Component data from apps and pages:
####################

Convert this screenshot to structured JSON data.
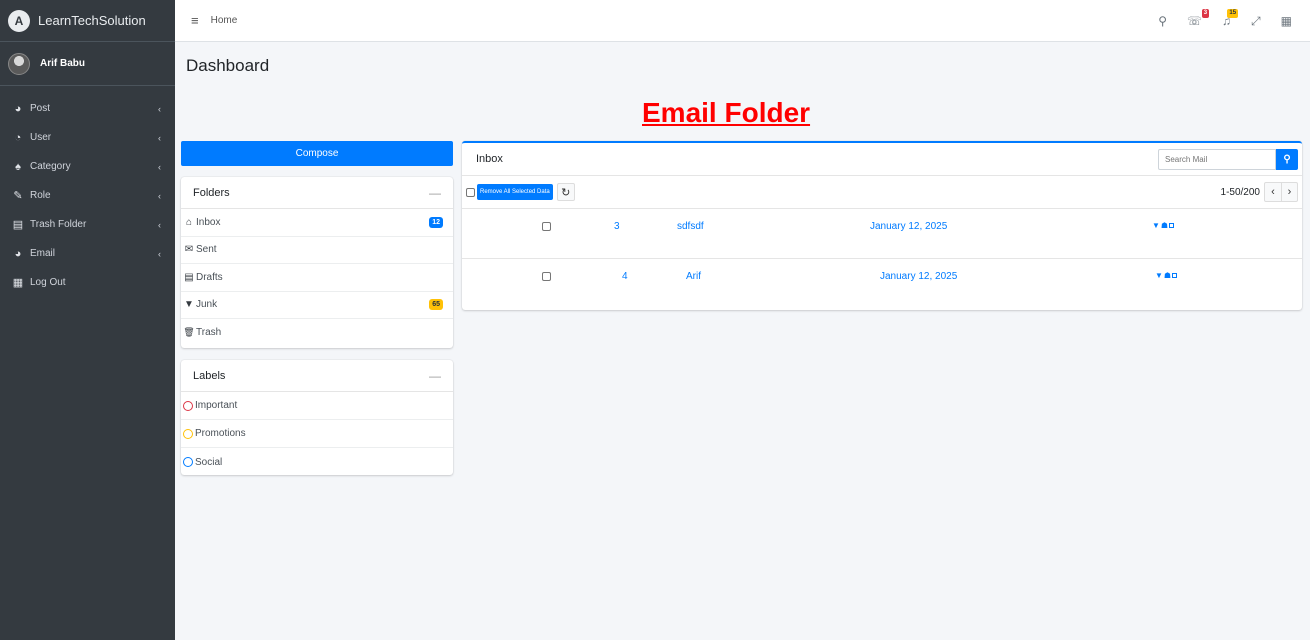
{
  "brand": {
    "name": "LearnTechSolution",
    "logo_letter": "A"
  },
  "user": {
    "name": "Arif Babu"
  },
  "sidebar": {
    "items": [
      {
        "label": "Post",
        "icon": "tachometer-icon",
        "glyph": "◕",
        "chevron": "‹"
      },
      {
        "label": "User",
        "icon": "pie-chart-icon",
        "glyph": "◔",
        "chevron": "‹"
      },
      {
        "label": "Category",
        "icon": "tree-icon",
        "glyph": "♠",
        "chevron": "‹"
      },
      {
        "label": "Role",
        "icon": "edit-icon",
        "glyph": "✎",
        "chevron": "‹"
      },
      {
        "label": "Trash Folder",
        "icon": "archive-icon",
        "glyph": "▤",
        "chevron": "‹"
      },
      {
        "label": "Email",
        "icon": "tachometer-icon",
        "glyph": "◕",
        "chevron": "‹"
      },
      {
        "label": "Log Out",
        "icon": "grid-icon",
        "glyph": "▦",
        "chevron": ""
      }
    ]
  },
  "topbar": {
    "menu_glyph": "≡",
    "home_label": "Home",
    "icons": [
      {
        "name": "search-icon",
        "glyph": "⚲",
        "badge": ""
      },
      {
        "name": "messages-icon",
        "glyph": "☏",
        "badge": "3"
      },
      {
        "name": "notifications-icon",
        "glyph": "♫",
        "badge": "15"
      },
      {
        "name": "fullscreen-icon",
        "glyph": "⤢",
        "badge": ""
      },
      {
        "name": "apps-icon",
        "glyph": "▦",
        "badge": ""
      }
    ]
  },
  "page": {
    "title": "Dashboard",
    "heading": "Email Folder"
  },
  "compose": {
    "label": "Compose"
  },
  "folders": {
    "title": "Folders",
    "collapse": "—",
    "items": [
      {
        "label": "Inbox",
        "glyph": "⌂",
        "badge": "12",
        "badge_color": "#007bff"
      },
      {
        "label": "Sent",
        "glyph": "✉",
        "badge": "",
        "badge_color": ""
      },
      {
        "label": "Drafts",
        "glyph": "▤",
        "badge": "",
        "badge_color": ""
      },
      {
        "label": "Junk",
        "glyph": "▼",
        "badge": "65",
        "badge_color": "#ffc107"
      },
      {
        "label": "Trash",
        "glyph": "🗑",
        "badge": "",
        "badge_color": ""
      }
    ]
  },
  "labels": {
    "title": "Labels",
    "collapse": "—",
    "items": [
      {
        "label": "Important",
        "color": "#dc3545"
      },
      {
        "label": "Promotions",
        "color": "#ffc107"
      },
      {
        "label": "Social",
        "color": "#007bff"
      }
    ]
  },
  "inbox": {
    "title": "Inbox",
    "search_placeholder": "Search Mail",
    "remove_label": "Remove All Selected Data",
    "refresh_glyph": "↻",
    "pager_text": "1-50/200",
    "prev_glyph": "‹",
    "next_glyph": "›",
    "rows": [
      {
        "id": "3",
        "subject": "sdfsdf",
        "date": "January 12, 2025"
      },
      {
        "id": "4",
        "subject": "Arif",
        "date": "January 12, 2025"
      }
    ]
  },
  "colors": {
    "accent": "#007bff",
    "sidebar": "#343a40",
    "heading": "#ff0000"
  }
}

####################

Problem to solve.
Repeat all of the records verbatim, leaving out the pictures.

Response.
Convert this screenshot to structured JSON data.
{
  "brand": {
    "name": "LearnTechSolution",
    "logo_letter": "A"
  },
  "user": {
    "name": "Arif Babu"
  },
  "sidebar": {
    "items": [
      {
        "label": "Post",
        "icon": "tachometer-icon",
        "glyph": "◕",
        "chevron": "‹"
      },
      {
        "label": "User",
        "icon": "pie-chart-icon",
        "glyph": "◔",
        "chevron": "‹"
      },
      {
        "label": "Category",
        "icon": "tree-icon",
        "glyph": "♠",
        "chevron": "‹"
      },
      {
        "label": "Role",
        "icon": "edit-icon",
        "glyph": "✎",
        "chevron": "‹"
      },
      {
        "label": "Trash Folder",
        "icon": "archive-icon",
        "glyph": "▤",
        "chevron": "‹"
      },
      {
        "label": "Email",
        "icon": "tachometer-icon",
        "glyph": "◕",
        "chevron": "‹"
      },
      {
        "label": "Log Out",
        "icon": "grid-icon",
        "glyph": "▦",
        "chevron": ""
      }
    ]
  },
  "topbar": {
    "menu_glyph": "≡",
    "home_label": "Home",
    "icons": [
      {
        "name": "search-icon",
        "glyph": "⚲",
        "badge": ""
      },
      {
        "name": "messages-icon",
        "glyph": "☏",
        "badge": "3"
      },
      {
        "name": "notifications-icon",
        "glyph": "♫",
        "badge": "15"
      },
      {
        "name": "fullscreen-icon",
        "glyph": "⤢",
        "badge": ""
      },
      {
        "name": "apps-icon",
        "glyph": "▦",
        "badge": ""
      }
    ]
  },
  "page": {
    "title": "Dashboard",
    "heading": "Email Folder"
  },
  "compose": {
    "label": "Compose"
  },
  "folders": {
    "title": "Folders",
    "collapse": "—",
    "items": [
      {
        "label": "Inbox",
        "glyph": "⌂",
        "badge": "12",
        "badge_color": "#007bff"
      },
      {
        "label": "Sent",
        "glyph": "✉",
        "badge": "",
        "badge_color": ""
      },
      {
        "label": "Drafts",
        "glyph": "▤",
        "badge": "",
        "badge_color": ""
      },
      {
        "label": "Junk",
        "glyph": "▼",
        "badge": "65",
        "badge_color": "#ffc107"
      },
      {
        "label": "Trash",
        "glyph": "🗑",
        "badge": "",
        "badge_color": ""
      }
    ]
  },
  "labels": {
    "title": "Labels",
    "collapse": "—",
    "items": [
      {
        "label": "Important",
        "color": "#dc3545"
      },
      {
        "label": "Promotions",
        "color": "#ffc107"
      },
      {
        "label": "Social",
        "color": "#007bff"
      }
    ]
  },
  "inbox": {
    "title": "Inbox",
    "search_placeholder": "Search Mail",
    "remove_label": "Remove All Selected Data",
    "refresh_glyph": "↻",
    "pager_text": "1-50/200",
    "prev_glyph": "‹",
    "next_glyph": "›",
    "rows": [
      {
        "id": "3",
        "subject": "sdfsdf",
        "date": "January 12, 2025"
      },
      {
        "id": "4",
        "subject": "Arif",
        "date": "January 12, 2025"
      }
    ]
  },
  "colors": {
    "accent": "#007bff",
    "sidebar": "#343a40",
    "heading": "#ff0000"
  }
}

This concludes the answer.